Mind Of My Mind by Octavia Butler
In Mind Of My Mind, Octavia Butler has written a straight up, linear, accessible and exciting science fiction story about telepathy that could happen in your own backyard – if your backyard was an L.A. ghetto anyway. This novel is in fact so accessible that for most of it I didn’t realize I was reading the second book in a series.
Although Mary, a teenage telepath, is the main character of Mind Of My Mind, the central thread of the Patternist series is actually about Mary’s “father” Doro, a four-thousand-year-old immortal with psionic abilities so strong he can live forever by transferring to a new body at will. For thousands of years, Doro has sought out telepaths around the world, collecting them, ruling them, and ultimately breeding them to strengthen the genetic lines of inherited psionic abilities.

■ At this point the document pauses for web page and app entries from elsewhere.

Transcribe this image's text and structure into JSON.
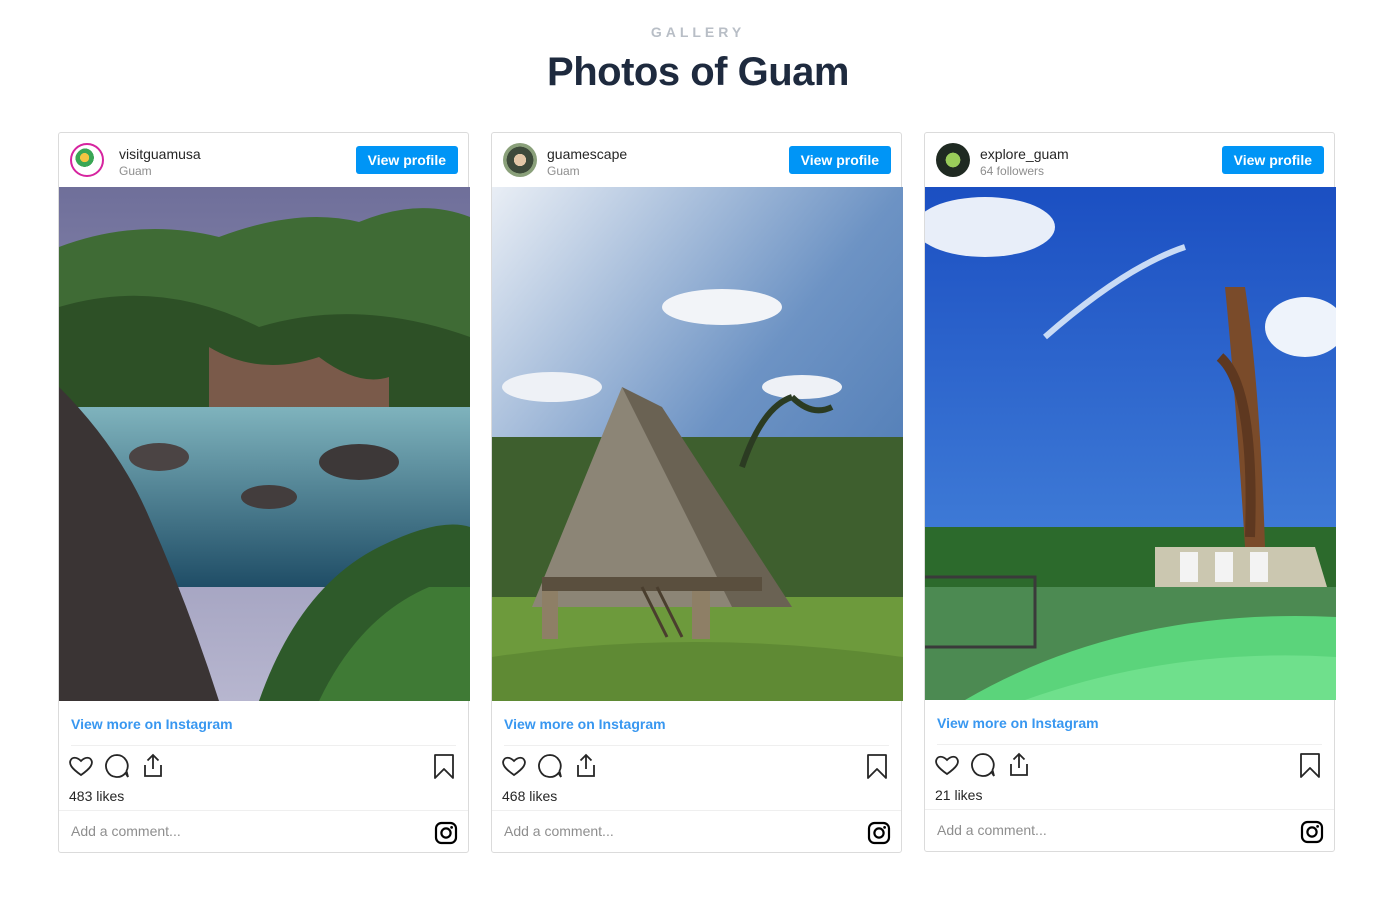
{
  "header": {
    "label": "GALLERY",
    "title": "Photos of Guam"
  },
  "common": {
    "view_profile": "View profile",
    "view_more": "View more on Instagram",
    "comment_placeholder": "Add a comment..."
  },
  "cards": [
    {
      "username": "visitguamusa",
      "subline": "Guam",
      "likes": "483 likes"
    },
    {
      "username": "guamescape",
      "subline": "Guam",
      "likes": "468 likes"
    },
    {
      "username": "explore_guam",
      "subline": "64 followers",
      "likes": "21 likes"
    }
  ],
  "colors": {
    "accent": "#0095f6",
    "link": "#3897f0",
    "title": "#1e2a3e"
  }
}
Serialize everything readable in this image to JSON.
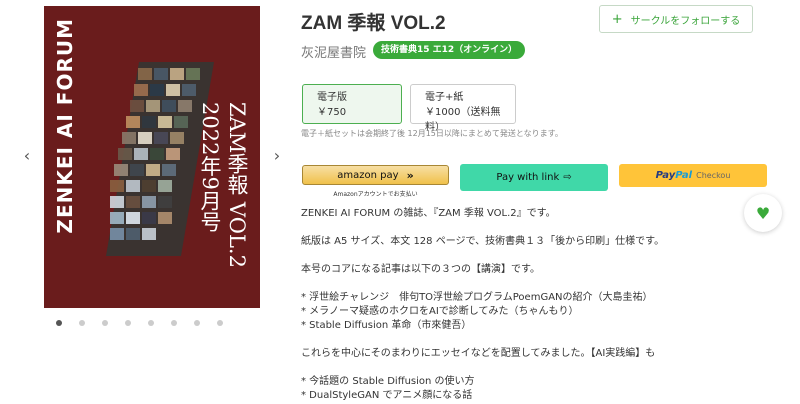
{
  "product": {
    "title": "ZAM 季報 VOL.2",
    "circle": "灰泥屋書院",
    "event_badge": "技術書典15 エ12（オンライン）",
    "follow_label": "サークルをフォローする"
  },
  "cover": {
    "side_title": "ZENKEI AI FORUM",
    "vertical_title": "ZAM季報 VOL.2 2022年9月号",
    "background": "#6a1c1c"
  },
  "carousel": {
    "dot_count": 8,
    "active_index": 0
  },
  "options": [
    {
      "label": "電子版",
      "price": "￥750",
      "selected": true
    },
    {
      "label": "電子+紙",
      "price": "￥1000（送料無料）",
      "selected": false
    }
  ],
  "option_note": "電子＋紙セットは会期終了後 12月15日以降にまとめて発送となります。",
  "payment": {
    "amazon_label": "amazon pay",
    "amazon_sub": "Amazonアカウントでお支払い",
    "link_label": "Pay with link",
    "paypal_label_1": "Pay",
    "paypal_label_2": "Pal",
    "paypal_checkout": "Checkou"
  },
  "description": [
    "ZENKEI AI FORUM の雑誌、『ZAM 季報 VOL.2』です。",
    "",
    "紙版は A5 サイズ、本文 128 ページで、技術書典１３「後から印刷」仕様です。",
    "",
    "本号のコアになる記事は以下の３つの【講演】です。",
    "",
    "* 浮世絵チャレンジ　俳句TO浮世絵プログラムPoemGANの紹介（大島圭祐）",
    "* メラノーマ疑惑のホクロをAIで診断してみた（ちゃんもり）",
    "* Stable Diffusion 革命（市來健吾）",
    "",
    "これらを中心にそのまわりにエッセイなどを配置してみました。【AI実践編】も",
    "",
    "* 今話題の Stable Diffusion の使い方",
    "* DualStyleGAN でアニメ顔になる話"
  ],
  "colors": {
    "accent": "#3aaa3a",
    "link": "#40d8a8",
    "paypal": "#ffc439"
  }
}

Mary is a black teenager living in the ghetto with a prostitute mother, but she is the product of one of Doro’s strongest bloodlines, and scared but excited to find out what abilities she has inherited when they start to become active around age 18. Themes of racism are subtly explored simply by virtue of setting the book in South Central Los Angeles. But when the book moves from the physical world of the streets to the mental world of telepathic powers, prejudices continue to be examined as the oppressed suddenly gain access to their dormant telepathic powers and are in a position to become the oppressors.
If a random book from this series was this accessible and this exciting, then I am definitely reading the rest of them.

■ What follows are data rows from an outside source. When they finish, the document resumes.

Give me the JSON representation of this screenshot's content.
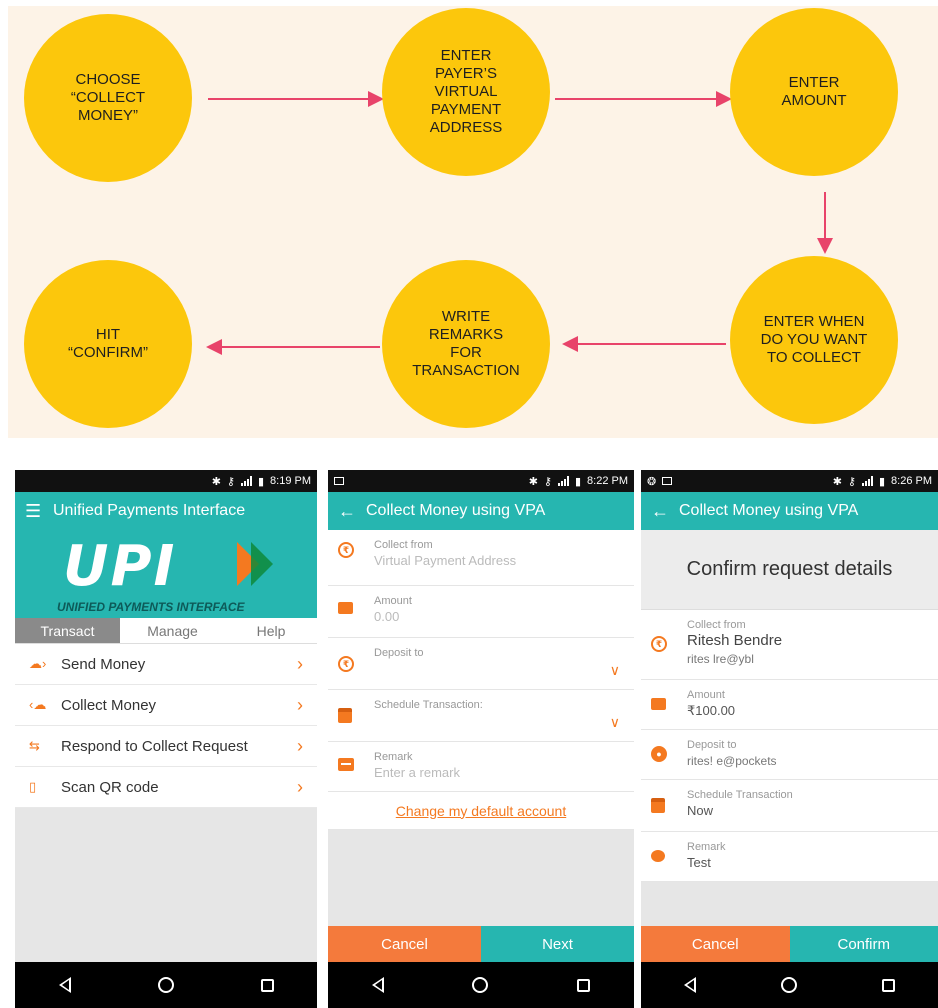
{
  "flow": {
    "steps": [
      "CHOOSE\n“COLLECT\nMONEY”",
      "ENTER\nPAYER’S\nVIRTUAL\nPAYMENT\nADDRESS",
      "ENTER\nAMOUNT",
      "ENTER WHEN\nDO YOU WANT\nTO COLLECT",
      "WRITE\nREMARKS\nFOR\nTRANSACTION",
      "HIT\n“CONFIRM”"
    ],
    "colors": {
      "circle": "#fcc70c",
      "arrow": "#e8436a",
      "background": "#fdf3e7"
    }
  },
  "screen1": {
    "status_time": "8:19 PM",
    "title": "Unified Payments Interface",
    "logo_text": "UPI",
    "logo_subtitle": "UNIFIED PAYMENTS INTERFACE",
    "tabs": [
      "Transact",
      "Manage",
      "Help"
    ],
    "menu": [
      {
        "label": "Send Money",
        "icon": "send-money-icon"
      },
      {
        "label": "Collect Money",
        "icon": "collect-money-icon"
      },
      {
        "label": "Respond to Collect Request",
        "icon": "respond-request-icon"
      },
      {
        "label": "Scan QR code",
        "icon": "qr-code-icon"
      }
    ]
  },
  "screen2": {
    "status_time": "8:22 PM",
    "title": "Collect Money using VPA",
    "fields": {
      "collect_from": {
        "label": "Collect from",
        "placeholder": "Virtual Payment Address"
      },
      "amount": {
        "label": "Amount",
        "placeholder": "0.00"
      },
      "deposit_to": {
        "label": "Deposit to"
      },
      "schedule": {
        "label": "Schedule Transaction:"
      },
      "remark": {
        "label": "Remark",
        "placeholder": "Enter a remark"
      }
    },
    "link": "Change my default account",
    "cancel": "Cancel",
    "next": "Next"
  },
  "screen3": {
    "status_time": "8:26 PM",
    "title": "Collect Money using VPA",
    "heading": "Confirm request details",
    "collect_from": {
      "label": "Collect from",
      "name": "Ritesh Bendre",
      "vpa": "rites      lre@ybl"
    },
    "amount": {
      "label": "Amount",
      "value": "₹100.00"
    },
    "deposit_to": {
      "label": "Deposit to",
      "value": "rites!         e@pockets"
    },
    "schedule": {
      "label": "Schedule Transaction",
      "value": "Now"
    },
    "remark": {
      "label": "Remark",
      "value": "Test"
    },
    "cancel": "Cancel",
    "confirm": "Confirm"
  },
  "colors": {
    "teal": "#26b6b0",
    "orange": "#f47920"
  }
}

For four thousand years, an immortal has spread the seeds of an evolutionary master race, using the downtrodden of the underclass as his private breeding stock. But now a young ghetto telepath has found the way to awaken – and rule – her superhuman kind, igniting a psychic battle from L.A. mansions to South Central slums, as she challenges her creator for the right to free her people … and enslave the Earth.